YOUR ASSIGNMENT: Note each line in the data below that holds "Auto", and copy it.

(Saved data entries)
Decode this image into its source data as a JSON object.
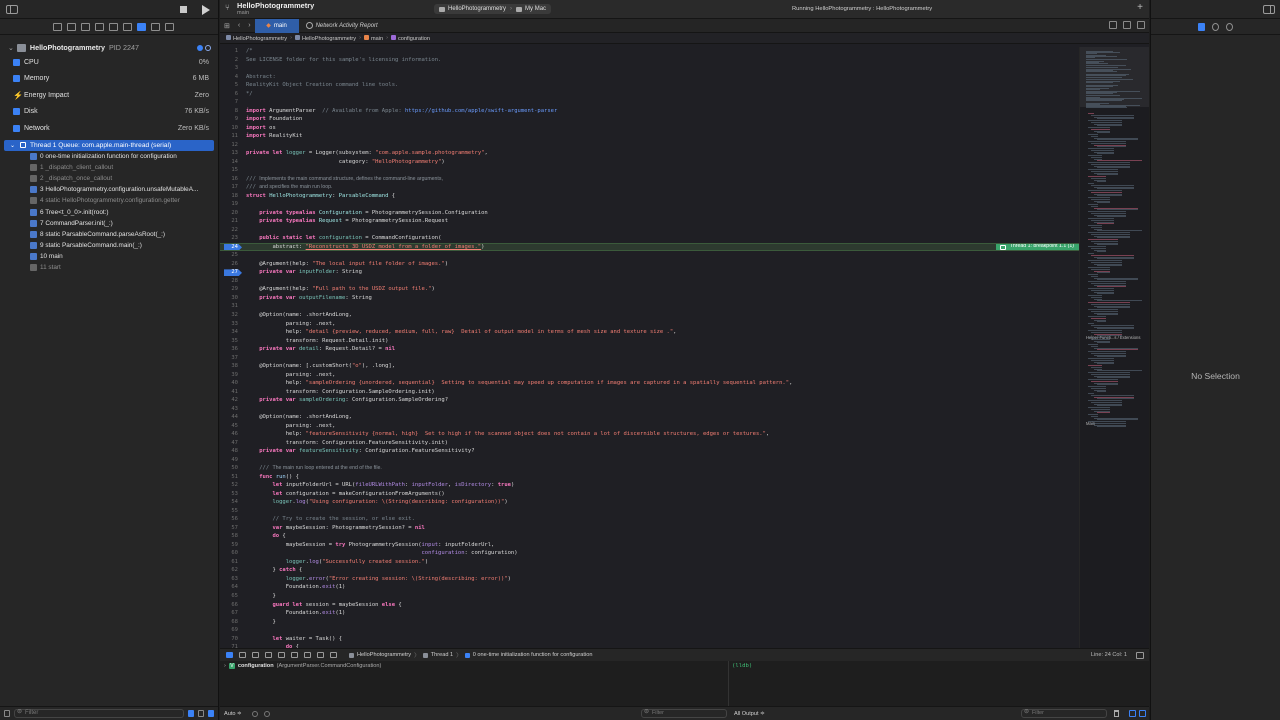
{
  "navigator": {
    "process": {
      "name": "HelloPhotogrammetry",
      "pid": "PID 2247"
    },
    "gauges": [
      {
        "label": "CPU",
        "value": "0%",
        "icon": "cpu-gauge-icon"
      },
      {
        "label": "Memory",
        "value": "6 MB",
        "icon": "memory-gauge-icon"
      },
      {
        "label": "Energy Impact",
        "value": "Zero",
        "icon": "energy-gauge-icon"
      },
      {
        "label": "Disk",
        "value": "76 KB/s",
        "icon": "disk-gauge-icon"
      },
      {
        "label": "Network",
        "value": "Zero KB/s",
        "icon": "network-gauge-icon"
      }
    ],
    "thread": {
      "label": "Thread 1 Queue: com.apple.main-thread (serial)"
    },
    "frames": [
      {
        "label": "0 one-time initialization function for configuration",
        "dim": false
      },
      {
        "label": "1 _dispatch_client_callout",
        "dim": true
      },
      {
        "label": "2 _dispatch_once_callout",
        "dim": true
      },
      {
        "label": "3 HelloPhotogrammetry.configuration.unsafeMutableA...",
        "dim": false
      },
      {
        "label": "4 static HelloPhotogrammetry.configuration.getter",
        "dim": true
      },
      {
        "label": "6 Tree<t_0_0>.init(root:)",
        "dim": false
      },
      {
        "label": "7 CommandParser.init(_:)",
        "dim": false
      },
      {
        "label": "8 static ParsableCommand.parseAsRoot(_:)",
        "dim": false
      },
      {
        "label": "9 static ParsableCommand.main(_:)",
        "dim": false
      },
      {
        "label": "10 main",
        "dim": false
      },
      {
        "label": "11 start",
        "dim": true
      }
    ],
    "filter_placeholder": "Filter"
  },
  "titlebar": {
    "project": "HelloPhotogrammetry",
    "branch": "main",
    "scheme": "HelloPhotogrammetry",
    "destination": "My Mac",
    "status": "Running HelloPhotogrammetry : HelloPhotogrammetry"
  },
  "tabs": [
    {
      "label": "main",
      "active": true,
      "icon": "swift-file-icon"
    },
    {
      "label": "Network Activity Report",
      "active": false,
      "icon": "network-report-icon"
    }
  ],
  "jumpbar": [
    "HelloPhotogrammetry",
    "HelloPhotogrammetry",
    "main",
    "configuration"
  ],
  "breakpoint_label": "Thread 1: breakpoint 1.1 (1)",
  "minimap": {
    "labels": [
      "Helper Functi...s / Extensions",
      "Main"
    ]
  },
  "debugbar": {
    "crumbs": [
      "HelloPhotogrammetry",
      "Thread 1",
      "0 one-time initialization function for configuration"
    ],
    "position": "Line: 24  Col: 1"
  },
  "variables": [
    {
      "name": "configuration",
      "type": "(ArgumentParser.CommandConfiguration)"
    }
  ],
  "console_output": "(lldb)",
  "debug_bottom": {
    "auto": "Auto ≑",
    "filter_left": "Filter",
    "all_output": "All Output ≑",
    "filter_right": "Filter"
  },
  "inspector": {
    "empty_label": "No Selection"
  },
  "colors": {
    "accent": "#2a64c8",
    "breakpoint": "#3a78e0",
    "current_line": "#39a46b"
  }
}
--
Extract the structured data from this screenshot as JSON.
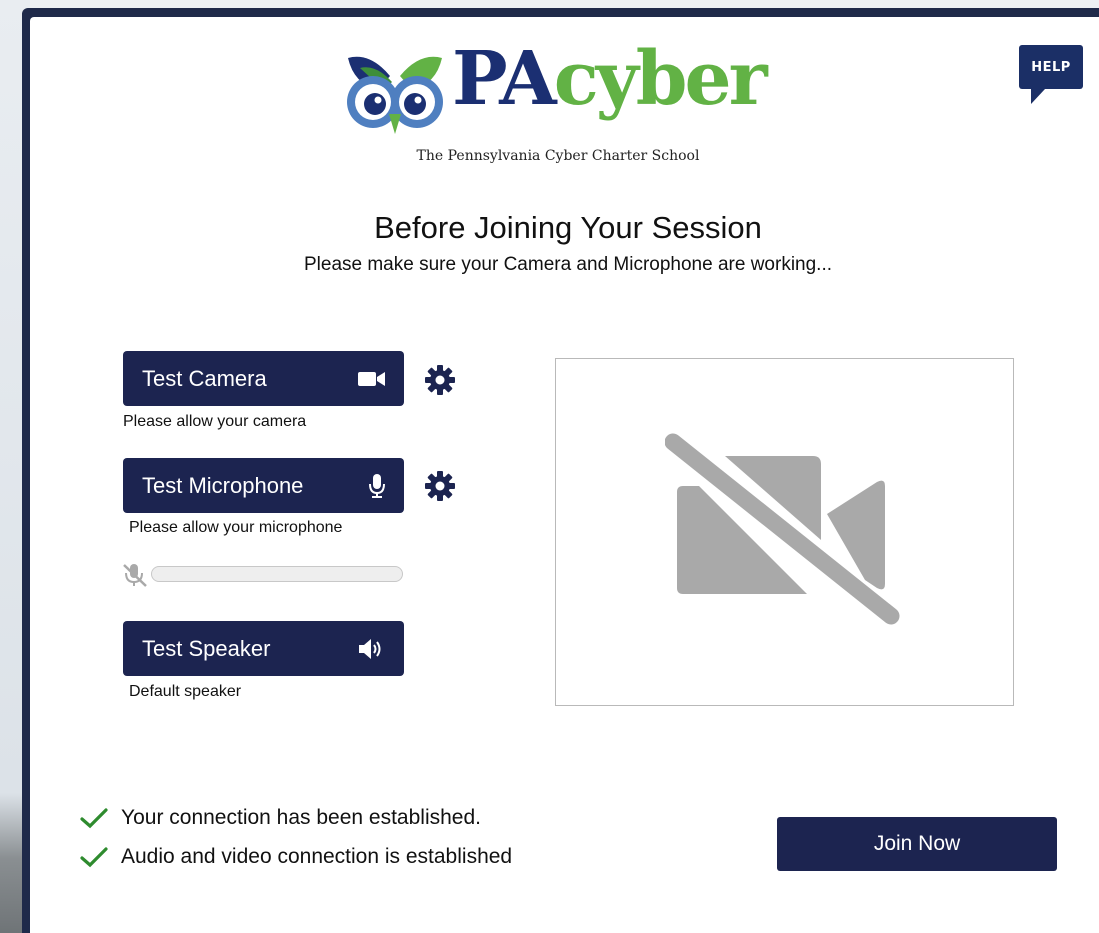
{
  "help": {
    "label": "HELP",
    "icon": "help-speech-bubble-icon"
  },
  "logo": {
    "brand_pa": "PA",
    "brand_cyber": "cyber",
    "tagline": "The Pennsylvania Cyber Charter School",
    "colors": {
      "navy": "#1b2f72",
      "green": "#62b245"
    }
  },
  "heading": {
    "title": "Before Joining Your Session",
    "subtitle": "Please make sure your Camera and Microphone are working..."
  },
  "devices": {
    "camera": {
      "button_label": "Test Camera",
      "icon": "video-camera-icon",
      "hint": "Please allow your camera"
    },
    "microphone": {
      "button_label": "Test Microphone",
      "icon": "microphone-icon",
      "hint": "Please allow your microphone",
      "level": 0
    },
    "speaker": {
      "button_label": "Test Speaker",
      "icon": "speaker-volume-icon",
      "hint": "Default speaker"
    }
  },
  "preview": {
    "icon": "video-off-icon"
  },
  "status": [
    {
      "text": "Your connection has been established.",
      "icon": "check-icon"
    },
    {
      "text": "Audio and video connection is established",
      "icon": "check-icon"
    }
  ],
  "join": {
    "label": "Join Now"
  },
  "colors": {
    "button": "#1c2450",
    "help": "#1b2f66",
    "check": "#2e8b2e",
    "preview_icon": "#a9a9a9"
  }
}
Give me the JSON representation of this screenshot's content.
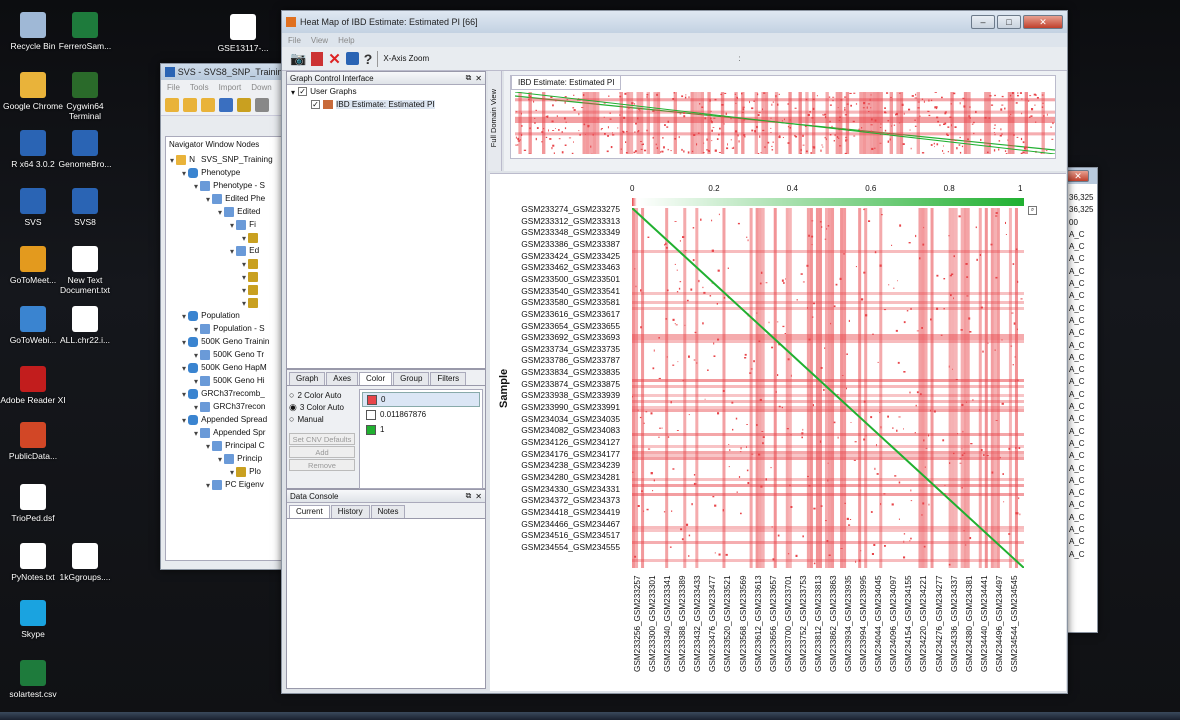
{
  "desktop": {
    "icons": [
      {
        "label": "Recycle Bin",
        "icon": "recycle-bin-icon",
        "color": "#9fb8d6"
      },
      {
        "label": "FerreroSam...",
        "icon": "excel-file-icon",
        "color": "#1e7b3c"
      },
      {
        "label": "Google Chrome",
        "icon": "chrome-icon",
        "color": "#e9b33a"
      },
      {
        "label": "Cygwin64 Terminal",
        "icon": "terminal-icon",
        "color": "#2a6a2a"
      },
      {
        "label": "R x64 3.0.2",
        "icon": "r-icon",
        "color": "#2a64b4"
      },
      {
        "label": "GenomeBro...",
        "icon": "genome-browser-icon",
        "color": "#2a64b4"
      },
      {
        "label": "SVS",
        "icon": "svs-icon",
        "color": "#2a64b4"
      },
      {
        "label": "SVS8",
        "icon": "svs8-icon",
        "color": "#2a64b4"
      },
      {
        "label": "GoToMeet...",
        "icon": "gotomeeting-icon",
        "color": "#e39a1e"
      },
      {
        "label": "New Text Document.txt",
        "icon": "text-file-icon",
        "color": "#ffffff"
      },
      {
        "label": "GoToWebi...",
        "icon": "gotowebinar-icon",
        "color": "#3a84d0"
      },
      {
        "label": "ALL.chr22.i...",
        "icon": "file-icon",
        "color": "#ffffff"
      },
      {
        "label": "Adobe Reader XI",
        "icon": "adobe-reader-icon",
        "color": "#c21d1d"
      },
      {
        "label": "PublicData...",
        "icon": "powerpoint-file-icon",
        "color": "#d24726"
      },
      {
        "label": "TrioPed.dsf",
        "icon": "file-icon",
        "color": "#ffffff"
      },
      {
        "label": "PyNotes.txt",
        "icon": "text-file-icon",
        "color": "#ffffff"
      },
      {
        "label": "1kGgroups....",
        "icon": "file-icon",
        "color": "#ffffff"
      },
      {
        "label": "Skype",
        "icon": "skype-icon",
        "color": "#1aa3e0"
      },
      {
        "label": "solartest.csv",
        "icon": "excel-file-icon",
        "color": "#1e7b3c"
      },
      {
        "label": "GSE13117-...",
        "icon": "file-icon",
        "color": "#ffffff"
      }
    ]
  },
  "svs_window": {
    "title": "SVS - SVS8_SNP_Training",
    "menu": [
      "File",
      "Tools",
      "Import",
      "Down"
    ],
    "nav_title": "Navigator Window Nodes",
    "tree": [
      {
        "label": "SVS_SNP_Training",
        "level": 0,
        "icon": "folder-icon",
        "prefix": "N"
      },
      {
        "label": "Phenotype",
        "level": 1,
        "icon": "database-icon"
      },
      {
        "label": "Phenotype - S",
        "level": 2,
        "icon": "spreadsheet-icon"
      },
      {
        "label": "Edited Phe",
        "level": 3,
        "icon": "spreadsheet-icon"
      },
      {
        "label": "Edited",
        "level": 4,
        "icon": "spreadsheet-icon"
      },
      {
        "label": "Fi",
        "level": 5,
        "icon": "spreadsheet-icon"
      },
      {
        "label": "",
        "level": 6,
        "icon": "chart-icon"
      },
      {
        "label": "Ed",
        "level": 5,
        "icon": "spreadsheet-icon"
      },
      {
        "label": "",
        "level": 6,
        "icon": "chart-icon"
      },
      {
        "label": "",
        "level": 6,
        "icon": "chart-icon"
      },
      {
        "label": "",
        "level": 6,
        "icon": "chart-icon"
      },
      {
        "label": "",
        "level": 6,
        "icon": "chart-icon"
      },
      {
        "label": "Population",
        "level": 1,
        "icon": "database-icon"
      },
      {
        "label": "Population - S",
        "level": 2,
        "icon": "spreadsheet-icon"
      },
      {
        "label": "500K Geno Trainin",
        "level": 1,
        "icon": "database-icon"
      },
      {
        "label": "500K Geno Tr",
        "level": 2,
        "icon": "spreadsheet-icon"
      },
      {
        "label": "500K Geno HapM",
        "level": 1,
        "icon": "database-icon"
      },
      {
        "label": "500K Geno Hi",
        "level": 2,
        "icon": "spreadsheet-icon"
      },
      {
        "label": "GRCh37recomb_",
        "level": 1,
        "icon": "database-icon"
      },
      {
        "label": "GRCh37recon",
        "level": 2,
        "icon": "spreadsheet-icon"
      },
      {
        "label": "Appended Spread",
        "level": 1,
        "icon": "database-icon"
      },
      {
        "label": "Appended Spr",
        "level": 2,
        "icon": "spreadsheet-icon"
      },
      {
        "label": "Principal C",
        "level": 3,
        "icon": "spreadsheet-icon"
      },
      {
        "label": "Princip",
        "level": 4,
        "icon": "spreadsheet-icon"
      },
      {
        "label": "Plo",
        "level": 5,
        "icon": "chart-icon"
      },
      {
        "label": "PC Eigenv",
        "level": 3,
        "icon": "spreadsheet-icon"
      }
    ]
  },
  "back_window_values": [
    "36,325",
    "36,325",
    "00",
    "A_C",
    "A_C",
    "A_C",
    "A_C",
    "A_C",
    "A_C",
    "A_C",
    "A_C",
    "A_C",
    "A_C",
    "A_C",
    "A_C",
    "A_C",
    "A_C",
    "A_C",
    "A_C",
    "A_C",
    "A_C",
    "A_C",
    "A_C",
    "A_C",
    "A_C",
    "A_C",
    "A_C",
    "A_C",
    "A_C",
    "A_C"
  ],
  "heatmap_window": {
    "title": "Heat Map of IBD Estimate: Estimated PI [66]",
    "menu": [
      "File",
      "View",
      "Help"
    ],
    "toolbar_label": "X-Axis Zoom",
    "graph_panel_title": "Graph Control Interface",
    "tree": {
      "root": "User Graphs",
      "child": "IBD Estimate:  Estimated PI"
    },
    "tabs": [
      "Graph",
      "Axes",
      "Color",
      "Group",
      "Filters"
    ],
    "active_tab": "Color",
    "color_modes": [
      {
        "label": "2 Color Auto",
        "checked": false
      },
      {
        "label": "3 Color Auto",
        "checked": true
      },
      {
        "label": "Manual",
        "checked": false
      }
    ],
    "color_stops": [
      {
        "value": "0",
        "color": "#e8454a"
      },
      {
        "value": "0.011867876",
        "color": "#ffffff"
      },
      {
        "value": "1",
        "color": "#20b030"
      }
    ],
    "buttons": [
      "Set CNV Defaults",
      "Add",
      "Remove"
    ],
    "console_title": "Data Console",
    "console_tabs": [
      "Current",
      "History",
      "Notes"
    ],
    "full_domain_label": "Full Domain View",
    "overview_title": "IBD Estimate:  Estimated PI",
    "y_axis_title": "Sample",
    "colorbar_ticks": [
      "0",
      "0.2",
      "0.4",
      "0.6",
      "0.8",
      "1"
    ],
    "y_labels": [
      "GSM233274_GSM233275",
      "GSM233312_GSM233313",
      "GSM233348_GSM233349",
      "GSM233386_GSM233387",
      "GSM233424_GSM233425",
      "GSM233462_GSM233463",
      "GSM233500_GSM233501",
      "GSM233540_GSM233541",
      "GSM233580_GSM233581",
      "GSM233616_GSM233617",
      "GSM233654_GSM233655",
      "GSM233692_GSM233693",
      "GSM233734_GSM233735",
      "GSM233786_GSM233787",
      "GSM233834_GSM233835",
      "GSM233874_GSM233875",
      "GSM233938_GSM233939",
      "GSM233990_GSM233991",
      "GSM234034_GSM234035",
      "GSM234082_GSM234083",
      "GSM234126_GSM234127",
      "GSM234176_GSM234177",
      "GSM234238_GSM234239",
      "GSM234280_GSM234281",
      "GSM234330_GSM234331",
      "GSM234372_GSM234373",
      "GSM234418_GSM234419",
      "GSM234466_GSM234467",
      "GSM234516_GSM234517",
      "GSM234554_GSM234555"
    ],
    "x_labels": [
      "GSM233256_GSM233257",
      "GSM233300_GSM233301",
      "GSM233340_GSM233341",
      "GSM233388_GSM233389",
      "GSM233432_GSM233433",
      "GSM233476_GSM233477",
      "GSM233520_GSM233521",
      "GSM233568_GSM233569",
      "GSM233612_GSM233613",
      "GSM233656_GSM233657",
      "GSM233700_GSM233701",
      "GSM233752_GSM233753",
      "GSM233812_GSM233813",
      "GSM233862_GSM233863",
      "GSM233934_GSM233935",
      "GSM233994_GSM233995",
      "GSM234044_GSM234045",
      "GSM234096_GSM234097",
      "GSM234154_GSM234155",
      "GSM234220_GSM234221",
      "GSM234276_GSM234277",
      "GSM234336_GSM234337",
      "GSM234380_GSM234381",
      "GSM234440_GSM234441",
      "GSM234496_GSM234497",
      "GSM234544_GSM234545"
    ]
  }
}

RESPONSE:
    "auto": "Auto ≑",
        "label": "2 Color Auto",
        "label": "3 Color Auto",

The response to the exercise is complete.